False Claims
  ·Health Care Fraud

What is health care fraud?

Health care fraud is the misrepresentation of health care transactions by any party, including health care providers, employer groups, or health care plan members. Health care fraud typically involves billing for services not rendered, double billing, and submitting improper cost reports. Currently, it is estimated that health care fraud costs Americans approximately $100 billion per year. These massive losses are one reason Americans are so disgruntled with the current health care system.

How does health care fraud affect me?

Health care fraud affects everyone. Due to the amount of money lost every year to fraudulent claims, the cost of health care is rising. This means that employers must pay higher health insurance premiums and that members must pay more for health care benefits. Due to this cost increase, many people are not able to obtain the affordable health care that they want or need.

What happens to someone who commits health care fraud?

Individuals convicted of this crime face imprisonment and substantial fines. Numerous state and federal laws and regulations exist that penalize, fine, and sanction individuals or groups engaged in health care fraud. The consequences for committing fraud include a mandatory exclusion from Medicare and Medicaid, and offenders are often required to pay very high monetary penalties.

What are the most common types of health care fraud?

· Provider Fraud: Typical provider fraud involves improper billing, the performance of unnecessary medical services, and the misrepresentation of information.

· Member Fraud: Typical member fraud involves using someone else's coverage, filing false claims, or misrepresenting bills, invoices and receipts.

· Employer Fraud: Typical employer fraud involves the false representation of an employer group, the enrollment of ineligible individuals, and the falsification of important dates and information.

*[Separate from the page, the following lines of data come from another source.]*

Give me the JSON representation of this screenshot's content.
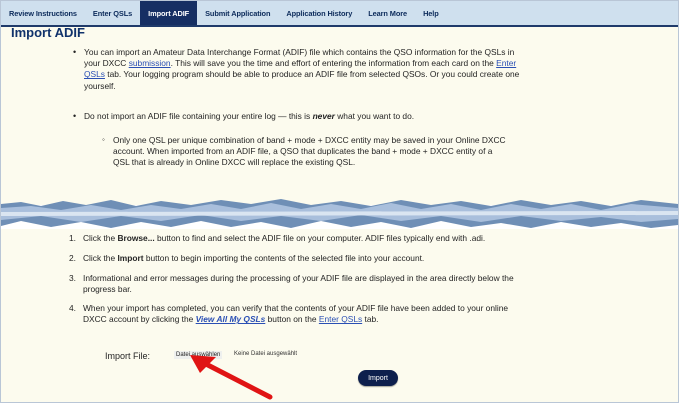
{
  "tabs": [
    {
      "label": "Review Instructions"
    },
    {
      "label": "Enter QSLs"
    },
    {
      "label": "Import ADIF",
      "active": true
    },
    {
      "label": "Submit Application"
    },
    {
      "label": "Application History"
    },
    {
      "label": "Learn More"
    },
    {
      "label": "Help"
    }
  ],
  "page": {
    "title": "Import ADIF",
    "bullets": {
      "b1": {
        "l1": "You can import an Amateur Data Interchange Format (ADIF) file which contains the QSO information for the QSLs in",
        "l2_a": "your DXCC ",
        "l2_link": "submission",
        "l2_b": ". This will save you the time and effort of entering the information from each card on the ",
        "l2_link2": "Enter",
        "l3_link": "QSLs",
        "l3_b": " tab. Your logging program should be able to produce an ADIF file from selected QSOs. Or you could create one",
        "l4": "yourself."
      },
      "b2": {
        "text_a": "Do not import an ADIF file containing your entire log — this is ",
        "never": "never",
        "text_b": " what you want to do."
      },
      "b3": {
        "l1": "Only one QSL per unique combination of band + mode + DXCC entity may be saved in your Online DXCC",
        "l2": "account. When imported from an ADIF file, a QSO that duplicates the band + mode + DXCC entity of a",
        "l3": "QSL that is already in Online DXCC will replace the existing QSL."
      }
    },
    "steps": [
      {
        "n": "1.",
        "l1_a": "Click the ",
        "l1_b": "Browse...",
        "l1_c": " button to find and select the ADIF file on your computer. ADIF files typically end with .adi."
      },
      {
        "n": "2.",
        "l1_a": "Click the ",
        "l1_b": "Import",
        "l1_c": " button to begin importing the contents of the selected file into your account."
      },
      {
        "n": "3.",
        "l1": "Informational and error messages during the processing of your ADIF file are displayed in the area directly below the",
        "l2": "progress bar."
      },
      {
        "n": "4.",
        "l1": "When your import has completed, you can verify that the contents of your ADIF file have been added to your online",
        "l2_a": "DXCC account by clicking the ",
        "l2_link": "View All My QSLs",
        "l2_b": " button on the ",
        "l2_link2": "Enter QSLs",
        "l2_c": " tab."
      }
    ],
    "import_file": {
      "label": "Import File:",
      "choose": "Datei auswählen",
      "none": "Keine Datei ausgewählt",
      "import_button": "Import"
    }
  },
  "colors": {
    "tab_bg": "#cfe0ee",
    "tab_active": "#162f63",
    "panel_bg": "#fcfbee",
    "title": "#10326b",
    "link": "#2a4fb4",
    "arrow": "#e01414"
  },
  "icons": {
    "pointer": "red-arrow-icon"
  }
}
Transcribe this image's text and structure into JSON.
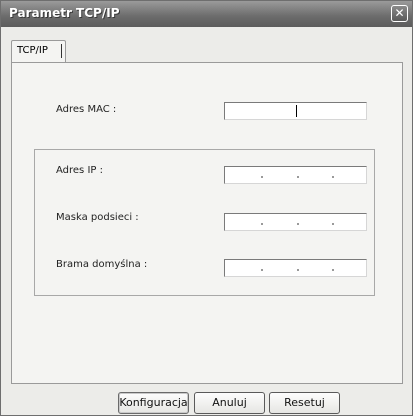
{
  "window": {
    "title": "Parametr TCP/IP",
    "close_symbol": "✕"
  },
  "tabs": [
    {
      "label": "TCP/IP"
    }
  ],
  "fields": {
    "mac": {
      "label": "Adres MAC :",
      "value": ""
    },
    "ip": {
      "label": "Adres IP :",
      "value": ""
    },
    "mask": {
      "label": "Maska podsieci :",
      "value": ""
    },
    "gateway": {
      "label": "Brama domyślna :",
      "value": ""
    }
  },
  "buttons": {
    "configure": "Konfiguracja",
    "cancel": "Anuluj",
    "reset": "Resetuj"
  }
}
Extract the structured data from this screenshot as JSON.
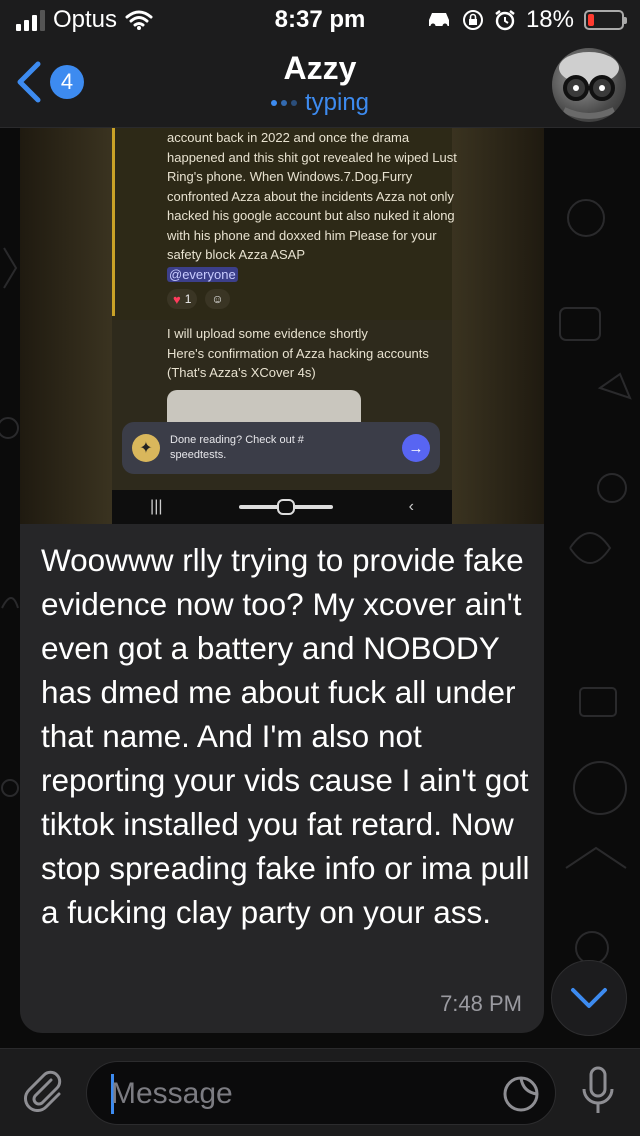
{
  "status_bar": {
    "carrier": "Optus",
    "time": "8:37 pm",
    "battery_percent": "18%",
    "battery_level": 0.18
  },
  "header": {
    "back_count": "4",
    "title": "Azzy",
    "status": "typing"
  },
  "message": {
    "media": {
      "post_text": "account back in 2022 and once the drama happened and this shit got revealed he wiped Lust Ring's phone. When Windows.7.Dog.Furry confronted Azza about the incidents Azza not only hacked his google account but also nuked it along with his phone and doxxed him Please for your safety block Azza ASAP",
      "mention": "@everyone",
      "reaction_count": "1",
      "followup_line1": "I will upload some evidence shortly",
      "followup_line2": "Here's confirmation of Azza hacking accounts",
      "followup_line3": "(That's Azza's XCover 4s)",
      "toast_line1": "Done reading? Check out #",
      "toast_line2": "speedtests."
    },
    "text": "Woowww rlly trying to provide fake evidence now too? My xcover ain't even got a battery and NOBODY has dmed me about fuck all under that name. And I'm also not reporting your vids cause I ain't got tiktok installed you fat retard. Now stop spreading fake info or ima pull a fucking clay party on your ass.",
    "time": "7:48 PM"
  },
  "input": {
    "placeholder": "Message"
  },
  "colors": {
    "accent": "#3d8bf0",
    "bubble": "#262628",
    "header_bg": "#1c1c1d",
    "battery_low": "#ff3b30"
  },
  "icons": {
    "signal": "signal-bars-icon",
    "wifi": "wifi-icon",
    "car": "car-icon",
    "rotation_lock": "rotation-lock-icon",
    "alarm": "alarm-icon",
    "back": "chevron-left-icon",
    "attach": "paperclip-icon",
    "sticker": "sticker-icon",
    "mic": "microphone-icon",
    "scroll": "chevron-down-icon"
  }
}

What can I do to avoid health care fraud?

The most important thing you can do is stay informed. Ask your health care provider questions. Keep records of all your statements and transactions. Be careful when you disclose your insurance information. Almost every health care plan has a customer service department set up to answer your questions on any subject. Take advantage of this service.

If you are aware of individuals or entities involved in health care fraud, you may be entitled to a reward under the False Claims Act. To have an attorney answer your questions about health care fraud or the False Claims Act, please contact The Schofner Law Firm.